Going line by line through the entries below, note each one with "this", then report how many there are and nothing else.

# GIVEN DATA:
----

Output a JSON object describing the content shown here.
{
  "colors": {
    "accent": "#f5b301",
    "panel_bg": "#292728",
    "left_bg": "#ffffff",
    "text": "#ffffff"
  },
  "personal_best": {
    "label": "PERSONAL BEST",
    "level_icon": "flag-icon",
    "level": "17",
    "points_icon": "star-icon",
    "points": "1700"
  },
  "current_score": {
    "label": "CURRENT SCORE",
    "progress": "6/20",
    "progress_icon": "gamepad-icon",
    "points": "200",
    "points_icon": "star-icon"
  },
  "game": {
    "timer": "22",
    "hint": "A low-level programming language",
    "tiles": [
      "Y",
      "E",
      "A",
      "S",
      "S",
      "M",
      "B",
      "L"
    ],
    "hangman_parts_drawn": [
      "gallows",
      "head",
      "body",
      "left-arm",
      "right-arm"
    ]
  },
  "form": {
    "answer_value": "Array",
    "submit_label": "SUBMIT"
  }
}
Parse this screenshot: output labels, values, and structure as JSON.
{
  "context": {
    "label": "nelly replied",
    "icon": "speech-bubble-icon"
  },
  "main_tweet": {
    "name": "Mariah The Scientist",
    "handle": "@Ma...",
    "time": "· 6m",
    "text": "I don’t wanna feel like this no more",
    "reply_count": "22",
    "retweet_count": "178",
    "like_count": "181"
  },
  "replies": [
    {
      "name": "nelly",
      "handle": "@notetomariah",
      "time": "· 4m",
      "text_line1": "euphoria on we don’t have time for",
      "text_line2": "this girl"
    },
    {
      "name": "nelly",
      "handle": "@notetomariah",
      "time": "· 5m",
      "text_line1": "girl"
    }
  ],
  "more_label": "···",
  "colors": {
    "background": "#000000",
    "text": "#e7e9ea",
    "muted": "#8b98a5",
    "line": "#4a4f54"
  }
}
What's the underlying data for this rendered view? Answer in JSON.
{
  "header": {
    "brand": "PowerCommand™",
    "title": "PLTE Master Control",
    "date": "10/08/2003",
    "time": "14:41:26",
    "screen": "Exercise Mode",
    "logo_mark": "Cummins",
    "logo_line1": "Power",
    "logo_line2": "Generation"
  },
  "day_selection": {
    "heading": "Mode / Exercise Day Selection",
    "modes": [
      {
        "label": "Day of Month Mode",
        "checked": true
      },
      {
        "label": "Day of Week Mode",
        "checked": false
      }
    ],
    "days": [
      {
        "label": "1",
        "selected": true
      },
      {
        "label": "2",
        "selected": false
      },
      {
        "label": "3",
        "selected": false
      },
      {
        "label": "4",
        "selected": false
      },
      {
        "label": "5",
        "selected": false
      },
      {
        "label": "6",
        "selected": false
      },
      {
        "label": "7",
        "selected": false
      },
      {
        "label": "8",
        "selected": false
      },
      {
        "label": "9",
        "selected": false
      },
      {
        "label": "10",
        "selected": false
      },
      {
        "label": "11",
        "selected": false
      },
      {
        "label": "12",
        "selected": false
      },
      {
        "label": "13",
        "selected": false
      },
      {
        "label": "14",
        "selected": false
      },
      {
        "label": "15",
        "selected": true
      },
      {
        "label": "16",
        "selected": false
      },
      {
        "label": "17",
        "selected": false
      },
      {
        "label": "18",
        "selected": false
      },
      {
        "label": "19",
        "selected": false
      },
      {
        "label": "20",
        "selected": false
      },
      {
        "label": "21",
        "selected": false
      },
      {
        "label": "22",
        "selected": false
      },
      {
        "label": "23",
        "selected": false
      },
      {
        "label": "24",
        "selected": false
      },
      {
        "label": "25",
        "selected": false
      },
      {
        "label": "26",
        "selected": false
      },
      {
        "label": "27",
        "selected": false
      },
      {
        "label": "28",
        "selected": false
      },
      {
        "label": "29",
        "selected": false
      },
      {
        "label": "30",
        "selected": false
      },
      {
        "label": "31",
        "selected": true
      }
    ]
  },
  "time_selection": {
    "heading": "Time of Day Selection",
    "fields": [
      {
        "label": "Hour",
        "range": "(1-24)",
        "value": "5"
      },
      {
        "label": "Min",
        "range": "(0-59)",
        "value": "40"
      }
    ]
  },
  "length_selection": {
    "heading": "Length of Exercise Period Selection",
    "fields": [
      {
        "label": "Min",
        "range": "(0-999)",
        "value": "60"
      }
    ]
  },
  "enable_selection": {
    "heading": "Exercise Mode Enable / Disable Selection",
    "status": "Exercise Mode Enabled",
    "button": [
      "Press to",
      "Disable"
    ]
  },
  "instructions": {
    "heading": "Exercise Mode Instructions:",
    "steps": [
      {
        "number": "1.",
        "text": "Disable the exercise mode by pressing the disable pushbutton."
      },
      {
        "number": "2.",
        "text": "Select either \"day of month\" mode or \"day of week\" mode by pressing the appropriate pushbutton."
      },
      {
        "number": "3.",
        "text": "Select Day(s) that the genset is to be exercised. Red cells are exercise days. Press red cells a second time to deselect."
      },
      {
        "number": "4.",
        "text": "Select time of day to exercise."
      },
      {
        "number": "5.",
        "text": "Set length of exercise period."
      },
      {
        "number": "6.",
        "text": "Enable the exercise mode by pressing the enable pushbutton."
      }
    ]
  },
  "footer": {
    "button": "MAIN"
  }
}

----

# RESULT OF THE TASK:
4